Hassan bin Youssef Yassin
The message of Islam spread wide and fast, taking only a few decades — in an age without radio, television or the internet — to reach the Atlantic coast of Africa and Spain in the west and the Pacific and Indian Ocean coasts of Asia and Africa, respectively, in the east. Today, Islam counts almost 2 billion followers around the world, with hundreds of millions of Muslims bowing toward Makkah five times every day, fulfilling the same pillars of Islam our Arab ancestors did almost 1,400 years ago. Islam is perhaps the most meaningful fraternity and sorority in the world, uniting people not only through specific values and historical references, but also through the language of the Qur’an. Most Muslims, whether they are in Mongolia, Alaska or Somalia, have at least one Arabic name, weaving us all together in the magnificently colorful carpet of Islam.
The Saudi Arabia we know today, then, emerges not from fertile riverbeds as most ancient civilizations, but from the ascetic quality of its land and its vast sky. We Saudi Arabians carry the heritage of our land and of our prophets within us, as we have also welcomed the outside world, particularly through the wonderful global tapestry of Islam. The name of our country, however, only dates back to 1932 and those past 90 years represent a truly extraordinary destiny and trajectory. We have been blessed as much with the values, the strength and the empathy of Islam as we have been blessed by our strong and wise leaders. After decades of struggles, holding firm against adverse concepts spreading around the world, we are again telling the world who we are. Certainly, we missed some opportunities for progress in our history, but today’s Saudi Arabia has the innate confidence of its unique heritage combined with the confidence of engaging with the rest of the world and its different ways.
King Salman and his talented Crown Prince Mohammed bin Salman have been particularly adept at navigating this era, in which we highlight our identity while allowing progress, evolution and transparency in areas where it is important for us to move forward as a modern society. None of us are infallible but, when mistakes are made, they are corrected as quickly as possible, with constant adjustments bringing us ever closer to our goals. We are so busy establishing a new reality, a new frontier, that we have very little time to applaud or to pontificate about how it all happened. There is a joy and eagerness among the people of Saudi Arabia that is delightful to see; it is a country that is smiling and dancing to the tune of hope. It all goes to show that wise leadership and good policies will be met with the enthusiastic support of the people, bringing unity, strength and tolerance to society.
Saudi Arabia has taken a commanding new turn, adopting a wise, moderate and stabilizing role, examining new formats for moving forward and for resolving issues while confronting it all with the tolerance of being fair. In the days of Prophet Muhammad, Allah chose our land and our people for his most important message. Today, Saudi Arabia is a success because of its people, grounded in that message and in that land. We are grateful for everything our barren land has given us as we lift our eyes up toward the sky.

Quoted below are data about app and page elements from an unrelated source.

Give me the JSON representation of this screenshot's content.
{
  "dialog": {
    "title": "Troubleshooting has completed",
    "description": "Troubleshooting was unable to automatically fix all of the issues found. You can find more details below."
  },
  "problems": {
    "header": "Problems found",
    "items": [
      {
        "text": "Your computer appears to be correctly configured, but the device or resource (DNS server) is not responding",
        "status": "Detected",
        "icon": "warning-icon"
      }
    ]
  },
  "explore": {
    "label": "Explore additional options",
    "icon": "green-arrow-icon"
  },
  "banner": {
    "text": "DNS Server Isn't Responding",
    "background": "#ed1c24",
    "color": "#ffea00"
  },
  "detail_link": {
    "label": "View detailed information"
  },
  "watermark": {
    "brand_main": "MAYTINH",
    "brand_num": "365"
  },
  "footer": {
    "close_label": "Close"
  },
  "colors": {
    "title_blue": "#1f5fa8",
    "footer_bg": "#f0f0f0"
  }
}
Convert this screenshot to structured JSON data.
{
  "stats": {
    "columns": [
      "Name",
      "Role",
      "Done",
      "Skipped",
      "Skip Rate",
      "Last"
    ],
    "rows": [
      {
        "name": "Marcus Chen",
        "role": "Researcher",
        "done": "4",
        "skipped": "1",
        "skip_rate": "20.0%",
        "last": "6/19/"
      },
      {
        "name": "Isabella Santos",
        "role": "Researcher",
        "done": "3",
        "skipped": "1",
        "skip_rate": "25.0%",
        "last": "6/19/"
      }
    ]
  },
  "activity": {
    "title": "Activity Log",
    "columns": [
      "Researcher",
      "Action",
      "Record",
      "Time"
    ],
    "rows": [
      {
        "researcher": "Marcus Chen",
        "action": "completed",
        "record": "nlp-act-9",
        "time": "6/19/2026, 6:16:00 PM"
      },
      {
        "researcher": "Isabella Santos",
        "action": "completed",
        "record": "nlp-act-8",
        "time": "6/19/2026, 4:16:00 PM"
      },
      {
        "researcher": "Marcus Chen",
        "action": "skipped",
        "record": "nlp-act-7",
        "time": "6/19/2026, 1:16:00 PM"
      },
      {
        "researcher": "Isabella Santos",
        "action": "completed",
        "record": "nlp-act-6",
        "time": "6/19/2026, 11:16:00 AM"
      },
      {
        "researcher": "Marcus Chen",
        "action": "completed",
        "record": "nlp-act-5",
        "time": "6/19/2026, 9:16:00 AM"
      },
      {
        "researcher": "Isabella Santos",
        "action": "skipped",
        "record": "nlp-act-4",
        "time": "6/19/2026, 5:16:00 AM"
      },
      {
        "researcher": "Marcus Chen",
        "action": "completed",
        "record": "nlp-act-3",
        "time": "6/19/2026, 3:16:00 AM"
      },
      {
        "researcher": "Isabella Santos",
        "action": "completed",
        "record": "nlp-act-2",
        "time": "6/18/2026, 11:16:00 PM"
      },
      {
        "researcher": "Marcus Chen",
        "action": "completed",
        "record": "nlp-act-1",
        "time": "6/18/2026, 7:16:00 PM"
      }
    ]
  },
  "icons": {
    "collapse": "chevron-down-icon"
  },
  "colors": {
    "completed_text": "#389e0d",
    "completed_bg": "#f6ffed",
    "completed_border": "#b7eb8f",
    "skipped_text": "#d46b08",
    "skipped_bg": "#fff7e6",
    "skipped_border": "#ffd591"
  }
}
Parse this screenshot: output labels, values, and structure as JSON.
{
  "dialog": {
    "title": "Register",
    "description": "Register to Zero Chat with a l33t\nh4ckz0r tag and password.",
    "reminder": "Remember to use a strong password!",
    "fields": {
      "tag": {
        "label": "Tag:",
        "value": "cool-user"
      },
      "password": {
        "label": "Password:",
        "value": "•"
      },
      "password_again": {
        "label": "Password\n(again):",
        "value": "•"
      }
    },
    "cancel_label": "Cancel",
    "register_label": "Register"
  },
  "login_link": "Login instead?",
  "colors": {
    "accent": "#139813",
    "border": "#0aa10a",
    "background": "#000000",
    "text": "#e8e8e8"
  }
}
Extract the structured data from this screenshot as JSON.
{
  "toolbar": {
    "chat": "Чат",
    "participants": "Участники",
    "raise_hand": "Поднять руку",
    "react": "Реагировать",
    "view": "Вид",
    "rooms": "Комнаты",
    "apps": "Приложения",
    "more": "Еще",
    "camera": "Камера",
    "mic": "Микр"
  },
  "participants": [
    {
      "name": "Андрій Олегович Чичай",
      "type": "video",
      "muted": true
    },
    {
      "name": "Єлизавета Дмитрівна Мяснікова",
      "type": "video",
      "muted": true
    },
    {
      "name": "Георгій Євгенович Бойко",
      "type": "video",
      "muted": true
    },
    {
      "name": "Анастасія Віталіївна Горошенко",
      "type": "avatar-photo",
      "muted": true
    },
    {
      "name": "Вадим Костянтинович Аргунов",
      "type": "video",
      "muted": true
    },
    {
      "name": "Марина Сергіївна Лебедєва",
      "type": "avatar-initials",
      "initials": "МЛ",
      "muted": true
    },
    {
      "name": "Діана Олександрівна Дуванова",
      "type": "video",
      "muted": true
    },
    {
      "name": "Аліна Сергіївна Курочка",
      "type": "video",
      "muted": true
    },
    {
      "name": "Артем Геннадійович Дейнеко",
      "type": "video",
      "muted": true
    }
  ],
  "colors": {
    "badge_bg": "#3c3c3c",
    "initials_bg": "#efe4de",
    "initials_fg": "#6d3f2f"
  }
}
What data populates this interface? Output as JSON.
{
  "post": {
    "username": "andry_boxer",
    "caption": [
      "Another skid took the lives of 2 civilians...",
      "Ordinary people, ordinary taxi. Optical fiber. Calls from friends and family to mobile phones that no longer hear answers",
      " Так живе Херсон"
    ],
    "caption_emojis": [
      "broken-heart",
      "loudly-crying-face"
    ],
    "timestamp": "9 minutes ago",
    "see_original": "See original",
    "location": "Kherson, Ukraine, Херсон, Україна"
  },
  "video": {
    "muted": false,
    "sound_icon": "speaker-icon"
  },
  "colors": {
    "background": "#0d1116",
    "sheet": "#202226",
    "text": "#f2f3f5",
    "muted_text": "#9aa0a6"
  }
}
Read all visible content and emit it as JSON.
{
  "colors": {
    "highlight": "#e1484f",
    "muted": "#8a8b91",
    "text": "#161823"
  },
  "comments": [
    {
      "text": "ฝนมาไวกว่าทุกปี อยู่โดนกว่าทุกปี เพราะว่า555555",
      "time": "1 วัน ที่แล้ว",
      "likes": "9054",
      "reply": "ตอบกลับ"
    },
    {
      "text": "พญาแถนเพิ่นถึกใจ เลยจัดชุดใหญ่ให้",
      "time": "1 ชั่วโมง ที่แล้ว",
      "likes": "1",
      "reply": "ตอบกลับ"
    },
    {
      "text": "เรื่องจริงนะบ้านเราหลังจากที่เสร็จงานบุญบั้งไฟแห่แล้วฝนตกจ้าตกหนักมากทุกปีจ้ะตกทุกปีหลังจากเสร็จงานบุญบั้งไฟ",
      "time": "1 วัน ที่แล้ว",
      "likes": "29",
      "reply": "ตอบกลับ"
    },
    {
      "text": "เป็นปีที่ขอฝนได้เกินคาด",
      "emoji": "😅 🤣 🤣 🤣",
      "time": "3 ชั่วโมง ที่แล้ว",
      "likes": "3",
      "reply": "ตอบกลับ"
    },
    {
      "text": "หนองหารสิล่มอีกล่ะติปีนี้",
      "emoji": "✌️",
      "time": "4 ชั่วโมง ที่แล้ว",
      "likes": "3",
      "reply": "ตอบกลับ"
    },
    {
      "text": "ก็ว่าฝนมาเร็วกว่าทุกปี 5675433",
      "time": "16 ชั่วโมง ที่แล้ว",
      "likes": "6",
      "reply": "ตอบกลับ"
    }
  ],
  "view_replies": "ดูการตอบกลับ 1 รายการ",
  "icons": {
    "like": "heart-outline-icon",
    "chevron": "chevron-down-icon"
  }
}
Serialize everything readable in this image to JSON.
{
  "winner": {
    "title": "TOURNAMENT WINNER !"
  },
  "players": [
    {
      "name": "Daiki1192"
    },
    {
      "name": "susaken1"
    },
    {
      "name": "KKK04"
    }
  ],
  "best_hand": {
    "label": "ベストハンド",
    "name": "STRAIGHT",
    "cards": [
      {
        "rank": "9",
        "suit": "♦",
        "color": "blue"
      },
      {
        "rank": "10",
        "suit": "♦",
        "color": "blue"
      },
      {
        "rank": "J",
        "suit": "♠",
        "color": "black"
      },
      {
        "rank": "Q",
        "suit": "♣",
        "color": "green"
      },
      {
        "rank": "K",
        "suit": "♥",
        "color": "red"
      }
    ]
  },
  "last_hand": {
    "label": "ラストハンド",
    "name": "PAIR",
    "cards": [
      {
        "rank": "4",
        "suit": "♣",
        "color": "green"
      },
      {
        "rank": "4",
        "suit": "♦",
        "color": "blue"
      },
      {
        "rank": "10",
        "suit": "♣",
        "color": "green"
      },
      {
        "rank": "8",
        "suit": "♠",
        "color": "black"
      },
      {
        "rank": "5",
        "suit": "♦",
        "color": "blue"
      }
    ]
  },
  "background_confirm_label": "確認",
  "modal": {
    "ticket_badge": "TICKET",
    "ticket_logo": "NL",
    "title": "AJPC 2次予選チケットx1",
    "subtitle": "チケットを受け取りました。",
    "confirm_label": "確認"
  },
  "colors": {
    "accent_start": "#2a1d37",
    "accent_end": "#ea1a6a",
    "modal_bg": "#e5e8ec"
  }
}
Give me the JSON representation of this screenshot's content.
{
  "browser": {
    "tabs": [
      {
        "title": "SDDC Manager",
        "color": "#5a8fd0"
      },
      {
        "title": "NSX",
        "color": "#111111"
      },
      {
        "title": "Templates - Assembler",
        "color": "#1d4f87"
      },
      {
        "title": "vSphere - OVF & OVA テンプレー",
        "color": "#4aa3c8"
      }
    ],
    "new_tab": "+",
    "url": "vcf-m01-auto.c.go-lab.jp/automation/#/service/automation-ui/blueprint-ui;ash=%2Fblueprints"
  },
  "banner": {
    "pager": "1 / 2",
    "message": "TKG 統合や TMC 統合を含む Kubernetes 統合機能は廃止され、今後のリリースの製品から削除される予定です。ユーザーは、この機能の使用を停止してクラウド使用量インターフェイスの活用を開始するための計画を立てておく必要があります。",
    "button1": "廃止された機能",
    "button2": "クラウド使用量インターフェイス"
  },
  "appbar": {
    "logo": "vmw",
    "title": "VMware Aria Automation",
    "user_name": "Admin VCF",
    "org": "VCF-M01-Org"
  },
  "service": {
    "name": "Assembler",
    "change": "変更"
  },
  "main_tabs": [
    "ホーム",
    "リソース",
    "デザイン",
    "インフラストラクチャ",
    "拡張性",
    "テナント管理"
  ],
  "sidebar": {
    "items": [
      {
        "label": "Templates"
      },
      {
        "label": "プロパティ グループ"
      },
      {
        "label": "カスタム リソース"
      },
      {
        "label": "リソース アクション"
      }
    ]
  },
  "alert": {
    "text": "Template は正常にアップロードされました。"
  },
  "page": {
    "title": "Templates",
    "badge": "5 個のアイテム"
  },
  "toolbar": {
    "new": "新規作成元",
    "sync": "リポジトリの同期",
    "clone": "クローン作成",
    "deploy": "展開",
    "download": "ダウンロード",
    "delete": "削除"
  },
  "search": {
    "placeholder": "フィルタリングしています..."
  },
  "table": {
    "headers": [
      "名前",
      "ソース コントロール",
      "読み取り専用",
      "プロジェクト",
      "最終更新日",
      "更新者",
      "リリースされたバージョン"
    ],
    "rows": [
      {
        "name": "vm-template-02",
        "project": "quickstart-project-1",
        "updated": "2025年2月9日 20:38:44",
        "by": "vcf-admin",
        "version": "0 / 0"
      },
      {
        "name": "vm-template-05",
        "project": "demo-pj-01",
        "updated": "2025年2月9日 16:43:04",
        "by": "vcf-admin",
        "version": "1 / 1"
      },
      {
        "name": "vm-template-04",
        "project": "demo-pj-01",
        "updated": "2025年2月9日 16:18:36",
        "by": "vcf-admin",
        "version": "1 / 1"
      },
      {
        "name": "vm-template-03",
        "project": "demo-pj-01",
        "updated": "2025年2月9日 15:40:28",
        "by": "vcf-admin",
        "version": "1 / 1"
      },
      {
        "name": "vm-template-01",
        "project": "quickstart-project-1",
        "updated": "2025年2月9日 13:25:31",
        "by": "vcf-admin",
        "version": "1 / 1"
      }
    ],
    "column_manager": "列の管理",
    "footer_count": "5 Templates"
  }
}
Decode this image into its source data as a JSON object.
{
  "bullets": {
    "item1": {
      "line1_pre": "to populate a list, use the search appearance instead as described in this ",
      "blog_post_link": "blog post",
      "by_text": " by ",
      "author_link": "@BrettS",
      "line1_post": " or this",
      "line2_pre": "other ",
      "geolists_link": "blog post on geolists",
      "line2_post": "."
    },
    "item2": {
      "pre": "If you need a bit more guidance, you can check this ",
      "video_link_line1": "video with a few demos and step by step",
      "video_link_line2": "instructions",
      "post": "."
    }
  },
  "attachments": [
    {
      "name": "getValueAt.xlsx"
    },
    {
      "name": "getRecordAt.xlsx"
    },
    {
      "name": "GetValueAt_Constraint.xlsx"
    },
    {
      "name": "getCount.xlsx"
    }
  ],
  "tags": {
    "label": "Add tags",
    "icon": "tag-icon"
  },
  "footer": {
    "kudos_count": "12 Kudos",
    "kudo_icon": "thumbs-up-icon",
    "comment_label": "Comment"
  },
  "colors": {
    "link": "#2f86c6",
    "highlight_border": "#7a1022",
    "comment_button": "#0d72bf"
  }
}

• Hassan bin Youssef Yassin worked closely with Saudi petroleum ministers Abdullah Tariki and Ahmed Zaki Yamani from 1959 to 1967. He headed the Saudi Information Ofﬁce in Washington from 1972 to 1981, and served with the Arab League observer delegation to the UN from 1981 to 1983.